• [ASSIGNED TASK]:
Considering every line below, count those with the word "icon" and give only the result.
━━━━━ DATA FOR THE TASK ━━━━━
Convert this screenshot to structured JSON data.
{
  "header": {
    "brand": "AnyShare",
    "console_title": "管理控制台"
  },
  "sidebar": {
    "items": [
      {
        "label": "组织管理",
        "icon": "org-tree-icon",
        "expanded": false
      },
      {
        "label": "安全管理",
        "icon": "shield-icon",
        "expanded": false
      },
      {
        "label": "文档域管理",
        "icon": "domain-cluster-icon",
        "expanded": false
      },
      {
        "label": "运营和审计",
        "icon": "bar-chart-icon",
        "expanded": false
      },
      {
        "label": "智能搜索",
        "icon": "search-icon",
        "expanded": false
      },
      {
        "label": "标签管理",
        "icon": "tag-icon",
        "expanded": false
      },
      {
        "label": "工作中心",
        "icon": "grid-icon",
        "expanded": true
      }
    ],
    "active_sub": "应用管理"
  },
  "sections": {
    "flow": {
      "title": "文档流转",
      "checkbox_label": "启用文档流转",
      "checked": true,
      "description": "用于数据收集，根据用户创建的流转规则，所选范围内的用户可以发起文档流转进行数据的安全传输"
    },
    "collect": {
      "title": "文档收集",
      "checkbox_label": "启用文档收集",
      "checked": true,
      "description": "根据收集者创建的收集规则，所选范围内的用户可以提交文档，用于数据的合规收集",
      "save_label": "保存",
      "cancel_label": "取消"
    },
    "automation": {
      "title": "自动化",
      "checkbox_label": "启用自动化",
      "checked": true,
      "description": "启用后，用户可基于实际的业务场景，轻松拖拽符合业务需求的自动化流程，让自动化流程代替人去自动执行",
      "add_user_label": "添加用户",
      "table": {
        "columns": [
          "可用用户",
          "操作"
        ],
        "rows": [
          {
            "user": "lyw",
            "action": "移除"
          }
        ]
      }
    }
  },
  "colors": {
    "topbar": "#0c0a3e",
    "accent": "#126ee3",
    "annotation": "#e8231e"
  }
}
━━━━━
• [EXERCISE SOLUTION]:
7